_DATA SHOWN_:
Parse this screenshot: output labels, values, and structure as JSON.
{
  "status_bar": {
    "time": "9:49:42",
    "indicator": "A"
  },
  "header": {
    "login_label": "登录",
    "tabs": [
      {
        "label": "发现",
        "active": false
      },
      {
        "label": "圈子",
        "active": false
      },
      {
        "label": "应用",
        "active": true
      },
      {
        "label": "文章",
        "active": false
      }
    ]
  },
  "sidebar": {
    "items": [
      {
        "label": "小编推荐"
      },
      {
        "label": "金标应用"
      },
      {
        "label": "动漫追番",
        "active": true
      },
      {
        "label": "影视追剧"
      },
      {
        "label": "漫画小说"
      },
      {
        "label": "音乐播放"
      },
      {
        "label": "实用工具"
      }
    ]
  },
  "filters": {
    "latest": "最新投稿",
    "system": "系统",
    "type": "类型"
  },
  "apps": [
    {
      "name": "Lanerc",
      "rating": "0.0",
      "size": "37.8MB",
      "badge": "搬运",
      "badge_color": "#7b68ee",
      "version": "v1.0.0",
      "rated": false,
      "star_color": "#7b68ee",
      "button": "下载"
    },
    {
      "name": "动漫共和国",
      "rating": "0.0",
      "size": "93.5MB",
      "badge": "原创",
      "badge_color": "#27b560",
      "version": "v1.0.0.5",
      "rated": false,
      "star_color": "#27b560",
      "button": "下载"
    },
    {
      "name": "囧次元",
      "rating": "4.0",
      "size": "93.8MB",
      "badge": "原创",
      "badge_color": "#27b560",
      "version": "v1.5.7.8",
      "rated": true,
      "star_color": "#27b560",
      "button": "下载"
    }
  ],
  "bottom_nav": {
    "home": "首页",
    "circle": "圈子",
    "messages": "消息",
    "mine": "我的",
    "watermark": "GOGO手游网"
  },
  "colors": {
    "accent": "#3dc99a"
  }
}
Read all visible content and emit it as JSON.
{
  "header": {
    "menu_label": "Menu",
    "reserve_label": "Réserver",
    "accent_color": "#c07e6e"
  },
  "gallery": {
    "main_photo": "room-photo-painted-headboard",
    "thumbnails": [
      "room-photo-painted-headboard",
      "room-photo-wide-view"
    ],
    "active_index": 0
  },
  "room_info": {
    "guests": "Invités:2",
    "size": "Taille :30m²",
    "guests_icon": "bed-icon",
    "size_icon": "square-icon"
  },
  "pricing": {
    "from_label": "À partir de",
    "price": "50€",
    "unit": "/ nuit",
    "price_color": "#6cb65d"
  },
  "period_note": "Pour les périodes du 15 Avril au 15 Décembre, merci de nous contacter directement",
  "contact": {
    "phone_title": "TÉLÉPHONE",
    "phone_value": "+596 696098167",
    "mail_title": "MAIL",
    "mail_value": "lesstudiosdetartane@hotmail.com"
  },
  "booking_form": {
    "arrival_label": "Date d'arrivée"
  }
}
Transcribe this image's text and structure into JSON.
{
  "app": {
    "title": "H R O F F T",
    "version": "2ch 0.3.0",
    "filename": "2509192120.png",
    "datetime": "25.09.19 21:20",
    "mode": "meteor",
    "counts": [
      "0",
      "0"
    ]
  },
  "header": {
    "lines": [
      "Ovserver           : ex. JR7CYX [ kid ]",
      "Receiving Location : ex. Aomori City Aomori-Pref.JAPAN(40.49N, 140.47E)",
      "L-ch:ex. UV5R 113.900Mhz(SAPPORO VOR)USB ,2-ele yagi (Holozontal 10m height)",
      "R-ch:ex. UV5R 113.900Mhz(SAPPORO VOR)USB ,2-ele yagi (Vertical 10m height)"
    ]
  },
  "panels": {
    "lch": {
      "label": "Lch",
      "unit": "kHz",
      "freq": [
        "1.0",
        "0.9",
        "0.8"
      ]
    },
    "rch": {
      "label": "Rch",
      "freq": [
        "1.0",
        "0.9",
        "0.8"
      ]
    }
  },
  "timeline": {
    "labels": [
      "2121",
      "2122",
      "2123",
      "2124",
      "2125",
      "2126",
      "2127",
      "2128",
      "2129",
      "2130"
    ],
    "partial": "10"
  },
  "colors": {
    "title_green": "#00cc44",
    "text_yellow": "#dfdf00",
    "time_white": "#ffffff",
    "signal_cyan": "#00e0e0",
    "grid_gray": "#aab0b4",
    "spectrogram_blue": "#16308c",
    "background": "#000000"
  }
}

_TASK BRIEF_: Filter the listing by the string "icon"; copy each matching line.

_SOLUTION TO THE PROBLEM_:
    "guests_icon": "bed-icon",
    "size_icon": "square-icon"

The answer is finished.